For the One Character competition: I had to write about Molly at age 65 or older, with the prompts: clear, mirror, count, press, and doubt.
For the As Strong As We Are United competition: I used the prompts: home, lie (I used lay, the past tense of the verb "to lie"), different, childhood, courage, obsession, and pond.
Word Count: 708
Molly Weasley didn't like the way age looked on her. Sixty-eight years old, she faced the mirror in the early morning like she was about to duel, standing fierce and strong and challenging her competitor to try and take her down. She hated that her competitor was old age, was herself. Studying the mirror, she saw silvery hair framing her face, much thinner than it had ever been, and she could no longer count the wrinkles around her eyes.

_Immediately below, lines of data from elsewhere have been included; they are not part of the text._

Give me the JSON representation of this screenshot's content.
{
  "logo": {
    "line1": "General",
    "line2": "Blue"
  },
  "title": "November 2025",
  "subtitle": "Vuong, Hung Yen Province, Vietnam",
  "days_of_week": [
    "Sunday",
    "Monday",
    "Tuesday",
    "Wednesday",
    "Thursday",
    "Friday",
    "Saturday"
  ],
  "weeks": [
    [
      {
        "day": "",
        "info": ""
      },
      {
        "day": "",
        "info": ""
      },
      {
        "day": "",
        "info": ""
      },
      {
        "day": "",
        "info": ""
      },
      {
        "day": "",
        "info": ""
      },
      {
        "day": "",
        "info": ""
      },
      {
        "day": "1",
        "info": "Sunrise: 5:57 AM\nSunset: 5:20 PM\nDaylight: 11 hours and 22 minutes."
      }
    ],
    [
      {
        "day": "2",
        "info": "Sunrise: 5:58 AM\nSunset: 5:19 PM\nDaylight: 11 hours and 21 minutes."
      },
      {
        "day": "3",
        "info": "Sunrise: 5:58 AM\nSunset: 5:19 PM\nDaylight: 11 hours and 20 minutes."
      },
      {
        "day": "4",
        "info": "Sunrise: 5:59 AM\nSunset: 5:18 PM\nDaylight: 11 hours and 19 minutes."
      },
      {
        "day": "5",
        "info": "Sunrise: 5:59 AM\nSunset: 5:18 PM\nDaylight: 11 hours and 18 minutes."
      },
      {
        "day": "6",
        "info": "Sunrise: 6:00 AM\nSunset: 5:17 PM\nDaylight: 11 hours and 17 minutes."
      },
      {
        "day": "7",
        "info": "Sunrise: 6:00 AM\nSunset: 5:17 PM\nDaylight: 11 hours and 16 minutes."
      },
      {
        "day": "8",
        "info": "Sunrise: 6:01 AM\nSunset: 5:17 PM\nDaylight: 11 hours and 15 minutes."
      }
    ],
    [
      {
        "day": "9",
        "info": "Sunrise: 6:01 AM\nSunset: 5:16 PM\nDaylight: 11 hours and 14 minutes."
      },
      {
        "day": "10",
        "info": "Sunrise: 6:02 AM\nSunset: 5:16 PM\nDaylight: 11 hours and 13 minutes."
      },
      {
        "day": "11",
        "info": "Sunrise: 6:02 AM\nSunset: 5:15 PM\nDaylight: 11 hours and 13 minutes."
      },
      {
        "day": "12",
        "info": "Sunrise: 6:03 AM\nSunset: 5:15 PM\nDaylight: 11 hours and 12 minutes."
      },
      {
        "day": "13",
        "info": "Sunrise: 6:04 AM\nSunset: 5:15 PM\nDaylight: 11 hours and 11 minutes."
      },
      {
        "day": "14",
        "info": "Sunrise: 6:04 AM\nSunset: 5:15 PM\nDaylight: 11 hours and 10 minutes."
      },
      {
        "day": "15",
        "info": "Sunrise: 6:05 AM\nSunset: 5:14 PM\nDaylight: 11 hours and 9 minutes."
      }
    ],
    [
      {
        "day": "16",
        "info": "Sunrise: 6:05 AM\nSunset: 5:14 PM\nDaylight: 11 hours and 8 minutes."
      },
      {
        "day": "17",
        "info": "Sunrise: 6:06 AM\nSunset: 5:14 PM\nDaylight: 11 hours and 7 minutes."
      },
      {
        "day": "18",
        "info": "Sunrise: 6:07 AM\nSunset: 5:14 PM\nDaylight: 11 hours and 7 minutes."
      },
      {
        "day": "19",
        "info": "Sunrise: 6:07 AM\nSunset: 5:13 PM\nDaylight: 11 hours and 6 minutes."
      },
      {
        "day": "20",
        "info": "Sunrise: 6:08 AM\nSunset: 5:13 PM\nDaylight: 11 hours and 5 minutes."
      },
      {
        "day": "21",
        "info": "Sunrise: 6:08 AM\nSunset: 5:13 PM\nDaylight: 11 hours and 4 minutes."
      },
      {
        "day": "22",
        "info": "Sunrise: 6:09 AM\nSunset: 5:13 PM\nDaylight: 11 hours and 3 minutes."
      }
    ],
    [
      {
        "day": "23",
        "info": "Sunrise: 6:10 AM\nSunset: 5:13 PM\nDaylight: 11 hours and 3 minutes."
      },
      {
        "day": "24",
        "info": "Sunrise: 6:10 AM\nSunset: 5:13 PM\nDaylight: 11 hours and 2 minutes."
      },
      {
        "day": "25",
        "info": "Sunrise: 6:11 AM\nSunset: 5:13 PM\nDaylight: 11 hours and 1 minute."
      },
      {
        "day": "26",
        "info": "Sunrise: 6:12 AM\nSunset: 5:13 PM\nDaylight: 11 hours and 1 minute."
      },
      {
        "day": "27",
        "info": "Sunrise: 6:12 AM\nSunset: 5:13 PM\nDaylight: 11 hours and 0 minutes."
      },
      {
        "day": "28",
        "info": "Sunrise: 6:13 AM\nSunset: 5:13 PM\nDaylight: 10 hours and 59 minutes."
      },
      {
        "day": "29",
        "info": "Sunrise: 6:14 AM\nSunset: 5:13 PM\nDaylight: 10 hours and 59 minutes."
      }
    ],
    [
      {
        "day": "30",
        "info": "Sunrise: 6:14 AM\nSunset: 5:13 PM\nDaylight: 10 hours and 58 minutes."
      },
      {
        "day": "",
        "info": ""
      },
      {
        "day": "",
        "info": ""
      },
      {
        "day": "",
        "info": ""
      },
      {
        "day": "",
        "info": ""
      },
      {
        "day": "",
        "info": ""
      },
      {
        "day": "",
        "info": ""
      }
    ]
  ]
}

Her reason for being was to mother, and now her youngest was thirty-seven and had three babies - if they could still be called babies - of her own. Today was September the first. Today, five of her seven children (because there was still Fred. There was always still Fred) would be dropping off children of their own at the Hogwarts Express.
Victoire was already in her final year there, training to be a Healer (the same way Molly had been at that age, which still only felt like yesterday, or maybe last week). Dominique, Roxanne, Molly, Louis, James, Lucy, all going back to Hogwarts. And Rose and Albus joining them this year.
Grandchildren grew up quicker than children did, Molly was sure of it.
Just the night before, Ginny had been there with her whole family. Molly watched them through the window coming up the walk, but she didn't see her daughter and grandchildren: the picture of them was like a window to her own past. Seeing them made her miss the long-ago days of her children's childhood, of scolding and smiling at their antics. Once inside, James and Albus chatted about Hogwarts, while Lily Luna yelled at them for leaving her out. The noise in her house only made her nostalgic.
"Let me come with you to King's Cross tomorrow," Molly said suddenly. "I want to see my grandchildren off."
"I don't know, Mum. It's a tough trip, and these three... they don't make things any easier, that's for sure."
Molly's voice grew cross. "I know that perfectly well, Ginevra. I raised seven, remember?"
"Of course, Mum. But you've had your days at King's Cross. You and Dad took us without Gramma Prewett hovering over your shoulder. I'm just as capable as you are, Mum."
"I know that! This is not like Gramma Prewett wanting to be there! It's completely different. I don't think you're incapable... I just... I miss... I miss being needed. Being a mother is difficult when your children leave childhood."
Ginny smiled sympathetically. "I'm sorry. I can believe that. I already feel that way with James. Second year already! And just like his namesake from what I hear. Speaking of which, how is his other grandfather doing? How's Dad?"
"Oh, you know your father. He's enjoying his retirement." She could feel a twinkle forming in her eye as she spoke. "He spends all his time out in his shop studying the rubber ducks Audrey keeps leaving for him and looking at blueprints of aeroplanes. I think he made some kind of deal with the Misuse of Muggle Artefacts Department to keep them away from the Burrow. Retired from there years ago, but still completely obsessed."
They laughed and the evening passed quickly. Molly sent her three grandchildren off with presents and promises to write to the boys while they were off at school. Now, she stood in front of the mirror again. The clear picture grew blurry and as she watched, the wrinkles faded, her hair changed back to red and grew fuller... she imagined herself at age forty but could picture only Ginny. She and her only daughter were so much alike - for better or for worse.
And today, on September the first, her children and grandchildren were at King's Cross without her. She fixed her hair and walked out to the garden and its small pond. The weather was beautiful as eleven o'clock neared. It took courage, she decided, to stay at home when she felt like she needed to be doing something. It took courage to keep from doubting her children's own parenting abilities. But they were raised by the best. She smiled smugly and pressed on toward the back gate, where wildflowers lay thriving in the late-summer sun.